>>>>>
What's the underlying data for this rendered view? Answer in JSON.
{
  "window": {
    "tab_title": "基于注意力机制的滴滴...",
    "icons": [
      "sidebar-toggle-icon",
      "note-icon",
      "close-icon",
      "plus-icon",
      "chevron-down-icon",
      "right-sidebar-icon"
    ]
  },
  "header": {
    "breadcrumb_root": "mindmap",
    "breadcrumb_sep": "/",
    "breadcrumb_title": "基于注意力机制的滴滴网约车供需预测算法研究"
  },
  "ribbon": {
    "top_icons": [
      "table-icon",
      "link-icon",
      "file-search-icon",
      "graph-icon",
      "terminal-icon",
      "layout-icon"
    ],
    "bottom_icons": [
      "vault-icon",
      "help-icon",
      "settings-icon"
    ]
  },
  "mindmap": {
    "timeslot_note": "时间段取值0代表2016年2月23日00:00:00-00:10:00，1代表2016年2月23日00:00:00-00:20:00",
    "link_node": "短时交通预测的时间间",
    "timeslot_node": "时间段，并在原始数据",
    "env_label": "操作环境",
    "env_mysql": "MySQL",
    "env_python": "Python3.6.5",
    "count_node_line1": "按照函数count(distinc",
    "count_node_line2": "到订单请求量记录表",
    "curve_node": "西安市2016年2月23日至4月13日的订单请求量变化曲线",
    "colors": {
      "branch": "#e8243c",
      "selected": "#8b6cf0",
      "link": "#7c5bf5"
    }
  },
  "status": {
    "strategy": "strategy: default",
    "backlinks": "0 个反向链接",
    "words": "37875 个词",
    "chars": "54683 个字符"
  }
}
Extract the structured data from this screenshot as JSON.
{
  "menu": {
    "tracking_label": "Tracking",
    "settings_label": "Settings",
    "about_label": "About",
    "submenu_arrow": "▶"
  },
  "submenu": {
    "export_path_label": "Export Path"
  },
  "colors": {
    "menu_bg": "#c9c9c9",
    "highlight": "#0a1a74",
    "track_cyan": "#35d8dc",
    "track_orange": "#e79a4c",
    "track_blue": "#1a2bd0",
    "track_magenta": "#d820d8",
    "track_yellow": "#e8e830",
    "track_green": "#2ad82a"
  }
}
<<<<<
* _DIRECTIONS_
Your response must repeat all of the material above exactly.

* _THE COMPLETED TASK_
What's the underlying data for this rendered view? Answer in JSON.
{
  "window": {
    "tab_title": "基于注意力机制的滴滴...",
    "icons": [
      "sidebar-toggle-icon",
      "note-icon",
      "close-icon",
      "plus-icon",
      "chevron-down-icon",
      "right-sidebar-icon"
    ]
  },
  "header": {
    "breadcrumb_root": "mindmap",
    "breadcrumb_sep": "/",
    "breadcrumb_title": "基于注意力机制的滴滴网约车供需预测算法研究"
  },
  "ribbon": {
    "top_icons": [
      "table-icon",
      "link-icon",
      "file-search-icon",
      "graph-icon",
      "terminal-icon",
      "layout-icon"
    ],
    "bottom_icons": [
      "vault-icon",
      "help-icon",
      "settings-icon"
    ]
  },
  "mindmap": {
    "timeslot_note": "时间段取值0代表2016年2月23日00:00:00-00:10:00，1代表2016年2月23日00:00:00-00:20:00",
    "link_node": "短时交通预测的时间间",
    "timeslot_node": "时间段，并在原始数据",
    "env_label": "操作环境",
    "env_mysql": "MySQL",
    "env_python": "Python3.6.5",
    "count_node_line1": "按照函数count(distinc",
    "count_node_line2": "到订单请求量记录表",
    "curve_node": "西安市2016年2月23日至4月13日的订单请求量变化曲线",
    "colors": {
      "branch": "#e8243c",
      "selected": "#8b6cf0",
      "link": "#7c5bf5"
    }
  },
  "status": {
    "strategy": "strategy: default",
    "backlinks": "0 个反向链接",
    "words": "37875 个词",
    "chars": "54683 个字符"
  }
}
Extract the structured data from this screenshot as JSON.
{
  "menu": {
    "tracking_label": "Tracking",
    "settings_label": "Settings",
    "about_label": "About",
    "submenu_arrow": "▶"
  },
  "submenu": {
    "export_path_label": "Export Path"
  },
  "colors": {
    "menu_bg": "#c9c9c9",
    "highlight": "#0a1a74",
    "track_cyan": "#35d8dc",
    "track_orange": "#e79a4c",
    "track_blue": "#1a2bd0",
    "track_magenta": "#d820d8",
    "track_yellow": "#e8e830",
    "track_green": "#2ad82a"
  }
}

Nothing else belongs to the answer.